In my desktop PC, I had a SSD disk with 250 GB and three mechanical HDDs (each one of 1 TB)
I installed fedora in the SSD drive (250 GB). The device names were like below and it remained the same across several reboots.
[adrian@duffy ~]$ lsblk NAME MAJ:MIN RM SIZE RO TYPE MOUNTPOINT sda 8:0 0 970G 0 disk /data1 sdb 8:16 0 970G 0 disk /data2 sdc 8:32 0 970G 0 disk /data3 sdd 8:48 0 232.9G 0 disk ├─sdd1 8:49 0 500M 0 part /boot/efi ├─sdd2 8:50 0 1.3G 0 part /boot ├─sdd3 8:51 0 110G 0 part /home └─sdd4 8:52 0 110G 0 part /
After a month, I purchased two new 1 TB HDDs and attached these new hard drives to the SATA ports of the motherboard. Upon reboot, all the block device names went berserk. Even the ones where Fedora OS was installed got changed (from
sdf as shown below) and ended up something like below.
lsblk output was showing something like below
[adrian@duffy ~]$ lsblk NAME MAJ:MIN RM SIZE RO TYPE MOUNTPOINT sda 8:0 0 970G 0 disk |---------> The newly attached unformatted disk sdb 8:16 0 970G 0 disk /data1 sdc 8:32 0 970G 0 disk |---------> The newly attached unformatted disk sdd 8:0 0 970G 0 disk /data2 sde 8:0 0 970G 0 disk /data3 sdf 8:48 0 232.9G 0 disk ├─sdf1 8:49 0 500M 0 part /boot/efi ├─sdf2 8:50 0 1.3G 0 part /boot ├─sdf3 8:51 0 110G 0 part /home └─sdf4 8:52 0 110G 0 part /

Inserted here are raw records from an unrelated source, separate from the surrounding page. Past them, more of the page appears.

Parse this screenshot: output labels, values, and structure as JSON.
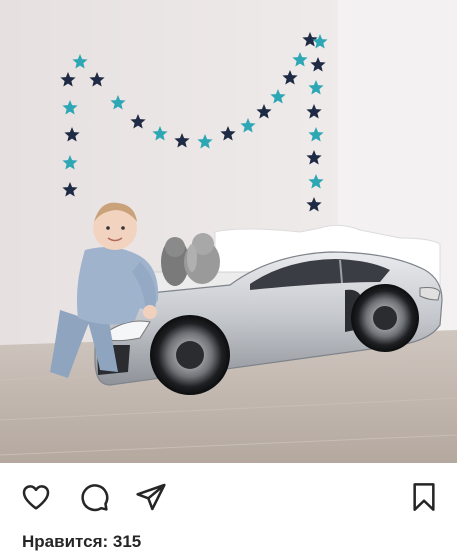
{
  "post": {
    "photo_alt": "photo",
    "likes_text": "Нравится: 315"
  },
  "actions": {
    "like_icon": "heart-icon",
    "comment_icon": "comment-icon",
    "share_icon": "share-icon",
    "save_icon": "bookmark-icon"
  },
  "colors": {
    "text": "#262626",
    "star_teal": "#2ea7b5",
    "star_navy": "#1f2a44",
    "wall": "#ece8e8",
    "floor": "#bdb3ab",
    "car_body": "#c9ccd0"
  }
}
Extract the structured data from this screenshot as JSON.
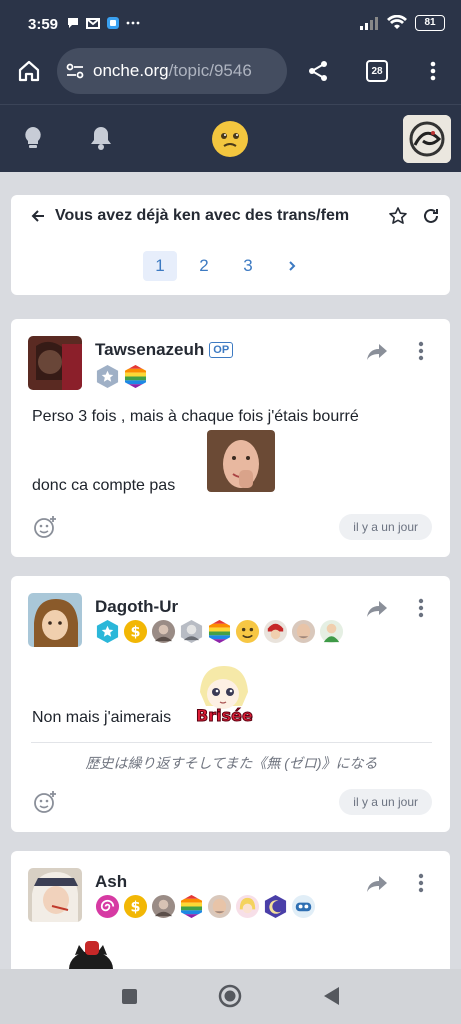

/etc/fstab looks only at the UUID of a device and mounts it on the mount point specified in the file. So, it didn’t cause any real harm for me. I guess this ‘issue’ exists in Fedora even today. Its Fedora 34 at the time of writing this post (19-June-2021)

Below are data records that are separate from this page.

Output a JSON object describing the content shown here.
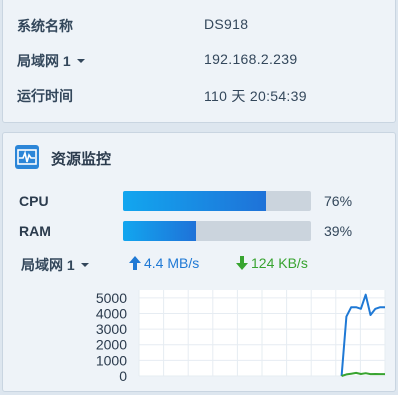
{
  "info": {
    "rows": [
      {
        "label": "系统名称",
        "value": "DS918"
      },
      {
        "label": "局域网 1",
        "value": "192.168.2.239",
        "has_dropdown": true
      },
      {
        "label": "运行时间",
        "value": "110 天 20:54:39"
      }
    ]
  },
  "monitor": {
    "title": "资源监控",
    "icon": "pulse-monitor-icon",
    "cpu": {
      "label": "CPU",
      "percent": 76,
      "percent_text": "76%"
    },
    "ram": {
      "label": "RAM",
      "percent": 39,
      "percent_text": "39%"
    },
    "network": {
      "interface": "局域网 1",
      "upload": "4.4 MB/s",
      "download": "124 KB/s",
      "upload_icon": "arrow-up-icon",
      "download_icon": "arrow-down-icon"
    }
  },
  "colors": {
    "accent": "#1f79d5",
    "download": "#38a430",
    "meter_fill_start": "#12a6ef",
    "meter_fill_end": "#1f72d8",
    "meter_track": "#cbd4dd"
  },
  "chart_data": {
    "type": "line",
    "yticks": [
      "5000",
      "4000",
      "3000",
      "2000",
      "1000",
      "0"
    ],
    "ylim": [
      0,
      5500
    ],
    "grid": true,
    "series": [
      {
        "color": "#1f79d5",
        "values": [
          0,
          0,
          0,
          0,
          0,
          0,
          0,
          0,
          0,
          0,
          0,
          0,
          0,
          0,
          0,
          0,
          0,
          0,
          0,
          0,
          0,
          0,
          0,
          0,
          0,
          0,
          0,
          0,
          0,
          0,
          0,
          0,
          0,
          0,
          0,
          0,
          0,
          0,
          0,
          0,
          0,
          0,
          0,
          3800,
          4400,
          4400,
          4300,
          5200,
          3900,
          4300,
          4400,
          4400
        ]
      },
      {
        "color": "#38a430",
        "values": [
          0,
          0,
          0,
          0,
          0,
          0,
          0,
          0,
          0,
          0,
          0,
          0,
          0,
          0,
          0,
          0,
          0,
          0,
          0,
          0,
          0,
          0,
          0,
          0,
          0,
          0,
          0,
          0,
          0,
          0,
          0,
          0,
          0,
          0,
          0,
          0,
          0,
          0,
          0,
          0,
          0,
          0,
          0,
          100,
          150,
          200,
          130,
          180,
          120,
          130,
          120,
          120
        ]
      }
    ]
  }
}
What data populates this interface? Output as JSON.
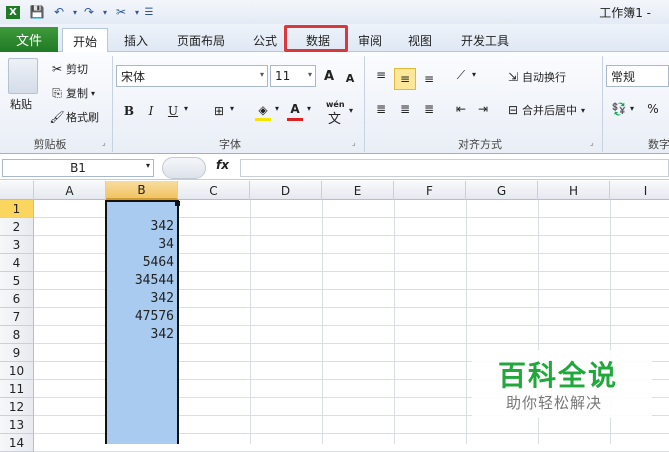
{
  "window": {
    "title": "工作簿1 -"
  },
  "tabs": [
    "文件",
    "开始",
    "插入",
    "页面布局",
    "公式",
    "数据",
    "审阅",
    "视图",
    "开发工具"
  ],
  "clipboard": {
    "paste": "粘贴",
    "cut": "剪切",
    "copy": "复制",
    "format_painter": "格式刷",
    "label": "剪贴板"
  },
  "font": {
    "name": "宋体",
    "size": "11",
    "label": "字体",
    "bold": "B",
    "italic": "I",
    "underline": "U",
    "grow": "A",
    "shrink": "A",
    "color": "A",
    "wen": "wén"
  },
  "alignment": {
    "wrap": "自动换行",
    "merge": "合并后居中",
    "label": "对齐方式"
  },
  "number": {
    "format": "常规",
    "label": "数字",
    "percent": "%"
  },
  "namebox": "B1",
  "fx": "fx",
  "columns": [
    "A",
    "B",
    "C",
    "D",
    "E",
    "F",
    "G",
    "H",
    "I"
  ],
  "rows": [
    "1",
    "2",
    "3",
    "4",
    "5",
    "6",
    "7",
    "8",
    "9",
    "10",
    "11",
    "12",
    "13",
    "14"
  ],
  "column_b_values": [
    "",
    "342",
    "34",
    "5464",
    "34544",
    "342",
    "47576",
    "342"
  ],
  "watermark": {
    "title": "百科全说",
    "subtitle": "助你轻松解决"
  },
  "colors": {
    "highlight": "#d9383d",
    "selection": "#a9cbef",
    "file_tab": "#2a8a2f",
    "watermark_green": "#21a73b"
  }
}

Last week, my friend who was running Chia crypto farming in Ubuntu 20.04.2.0 LTS PC faced a similair scenario and he formatted the wrong disk by mistake. And this prompted me to post this.
I have 3 questions :
Question1. Why can’t Mr Torvalds and team fix this device name/drive letter changing upon reboot issue?
I know this is not a Fedora or an Ubuntu issue, as the Linux kernel just names block devices as
/dev/sdb randomly in the order they are discovered. But, don’t you think it is better to have device name/drive letters persistent across reboots to avoid unwanted headaches ?
Question2. In my above example from 2017, the device names did not change for a month (across several reboots). It changed only when I attached 2 new HDDs to the motherboard’s SATA ports. Why ? What suddenly forced Linux kernel to freshly name all the SATA disks ?
Question3. Does adding
/dev/sd* device names in
/etc/fstab entries a recommended way to make the
/dev/sd* names persistent across reboots ? Well, if this actually worked, we wouldn’t be needing to configure udev for this. Right ?
Apologies for my first post for being a long one